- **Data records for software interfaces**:
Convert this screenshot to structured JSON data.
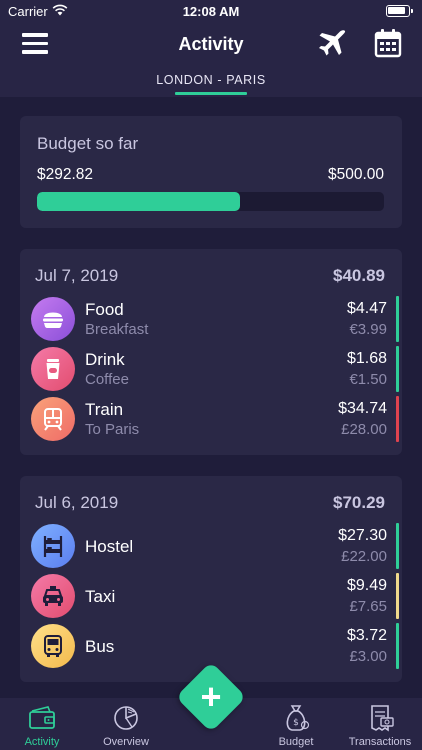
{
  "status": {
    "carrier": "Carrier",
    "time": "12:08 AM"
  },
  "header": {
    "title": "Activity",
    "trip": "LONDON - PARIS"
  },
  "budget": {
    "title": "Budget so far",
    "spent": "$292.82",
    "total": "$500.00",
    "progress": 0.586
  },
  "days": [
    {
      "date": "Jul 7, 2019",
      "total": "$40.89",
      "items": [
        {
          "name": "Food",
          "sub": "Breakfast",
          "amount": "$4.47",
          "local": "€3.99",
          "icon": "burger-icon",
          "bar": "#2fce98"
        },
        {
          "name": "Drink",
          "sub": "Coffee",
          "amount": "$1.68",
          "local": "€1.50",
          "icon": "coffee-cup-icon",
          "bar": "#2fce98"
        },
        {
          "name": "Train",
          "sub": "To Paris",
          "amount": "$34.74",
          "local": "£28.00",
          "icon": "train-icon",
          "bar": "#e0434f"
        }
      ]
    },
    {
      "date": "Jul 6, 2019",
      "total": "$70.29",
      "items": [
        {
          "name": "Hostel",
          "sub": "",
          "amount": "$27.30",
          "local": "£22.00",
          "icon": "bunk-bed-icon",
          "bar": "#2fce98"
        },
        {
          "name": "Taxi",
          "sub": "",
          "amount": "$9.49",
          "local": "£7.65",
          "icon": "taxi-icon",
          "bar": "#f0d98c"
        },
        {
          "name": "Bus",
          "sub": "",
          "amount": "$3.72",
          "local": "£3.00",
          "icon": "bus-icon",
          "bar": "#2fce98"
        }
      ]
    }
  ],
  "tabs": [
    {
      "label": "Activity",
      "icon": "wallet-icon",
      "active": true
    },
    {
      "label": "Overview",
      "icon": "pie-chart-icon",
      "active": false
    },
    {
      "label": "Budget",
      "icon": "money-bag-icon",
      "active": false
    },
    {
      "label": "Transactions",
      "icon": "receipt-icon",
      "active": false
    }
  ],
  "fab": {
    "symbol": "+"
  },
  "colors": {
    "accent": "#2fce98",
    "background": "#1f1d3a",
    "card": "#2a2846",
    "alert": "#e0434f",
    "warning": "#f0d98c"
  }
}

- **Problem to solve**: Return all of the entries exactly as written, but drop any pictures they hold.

- **Written response**:
Convert this screenshot to structured JSON data.
{
  "status": {
    "carrier": "Carrier",
    "time": "12:08 AM"
  },
  "header": {
    "title": "Activity",
    "trip": "LONDON - PARIS"
  },
  "budget": {
    "title": "Budget so far",
    "spent": "$292.82",
    "total": "$500.00",
    "progress": 0.586
  },
  "days": [
    {
      "date": "Jul 7, 2019",
      "total": "$40.89",
      "items": [
        {
          "name": "Food",
          "sub": "Breakfast",
          "amount": "$4.47",
          "local": "€3.99",
          "icon": "burger-icon",
          "bar": "#2fce98"
        },
        {
          "name": "Drink",
          "sub": "Coffee",
          "amount": "$1.68",
          "local": "€1.50",
          "icon": "coffee-cup-icon",
          "bar": "#2fce98"
        },
        {
          "name": "Train",
          "sub": "To Paris",
          "amount": "$34.74",
          "local": "£28.00",
          "icon": "train-icon",
          "bar": "#e0434f"
        }
      ]
    },
    {
      "date": "Jul 6, 2019",
      "total": "$70.29",
      "items": [
        {
          "name": "Hostel",
          "sub": "",
          "amount": "$27.30",
          "local": "£22.00",
          "icon": "bunk-bed-icon",
          "bar": "#2fce98"
        },
        {
          "name": "Taxi",
          "sub": "",
          "amount": "$9.49",
          "local": "£7.65",
          "icon": "taxi-icon",
          "bar": "#f0d98c"
        },
        {
          "name": "Bus",
          "sub": "",
          "amount": "$3.72",
          "local": "£3.00",
          "icon": "bus-icon",
          "bar": "#2fce98"
        }
      ]
    }
  ],
  "tabs": [
    {
      "label": "Activity",
      "icon": "wallet-icon",
      "active": true
    },
    {
      "label": "Overview",
      "icon": "pie-chart-icon",
      "active": false
    },
    {
      "label": "Budget",
      "icon": "money-bag-icon",
      "active": false
    },
    {
      "label": "Transactions",
      "icon": "receipt-icon",
      "active": false
    }
  ],
  "fab": {
    "symbol": "+"
  },
  "colors": {
    "accent": "#2fce98",
    "background": "#1f1d3a",
    "card": "#2a2846",
    "alert": "#e0434f",
    "warning": "#f0d98c"
  }
}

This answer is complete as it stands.